> Assignment: If a line in the data contains "views", copy it out.

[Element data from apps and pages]
--- --- ---

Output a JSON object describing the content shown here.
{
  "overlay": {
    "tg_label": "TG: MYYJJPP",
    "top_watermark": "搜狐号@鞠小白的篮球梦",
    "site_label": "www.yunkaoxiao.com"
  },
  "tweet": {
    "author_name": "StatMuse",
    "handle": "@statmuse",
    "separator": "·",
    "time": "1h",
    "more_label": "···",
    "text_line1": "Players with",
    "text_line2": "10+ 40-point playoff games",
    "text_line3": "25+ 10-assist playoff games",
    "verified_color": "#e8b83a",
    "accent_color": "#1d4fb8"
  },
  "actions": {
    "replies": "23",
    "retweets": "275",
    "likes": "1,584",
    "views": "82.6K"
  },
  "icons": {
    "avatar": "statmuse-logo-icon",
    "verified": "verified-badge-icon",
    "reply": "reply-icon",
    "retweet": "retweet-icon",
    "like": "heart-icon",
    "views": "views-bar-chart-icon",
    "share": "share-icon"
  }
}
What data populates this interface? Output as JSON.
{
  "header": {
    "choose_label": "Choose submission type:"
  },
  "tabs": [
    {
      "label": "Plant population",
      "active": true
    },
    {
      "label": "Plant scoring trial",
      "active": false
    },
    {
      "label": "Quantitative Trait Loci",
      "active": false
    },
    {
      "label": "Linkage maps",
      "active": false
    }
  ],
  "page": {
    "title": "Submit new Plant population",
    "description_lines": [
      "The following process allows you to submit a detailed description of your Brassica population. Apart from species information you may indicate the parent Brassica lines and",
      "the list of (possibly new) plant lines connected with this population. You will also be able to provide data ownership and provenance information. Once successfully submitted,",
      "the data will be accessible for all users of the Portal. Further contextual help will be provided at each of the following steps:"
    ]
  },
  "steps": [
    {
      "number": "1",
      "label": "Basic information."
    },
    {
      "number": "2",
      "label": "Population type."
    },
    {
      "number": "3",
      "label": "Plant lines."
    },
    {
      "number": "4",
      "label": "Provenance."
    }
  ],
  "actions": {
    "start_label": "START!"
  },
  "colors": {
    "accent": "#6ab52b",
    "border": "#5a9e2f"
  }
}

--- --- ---

> Task solution:
    "views": "82.6K"
    "views": "views-bar-chart-icon",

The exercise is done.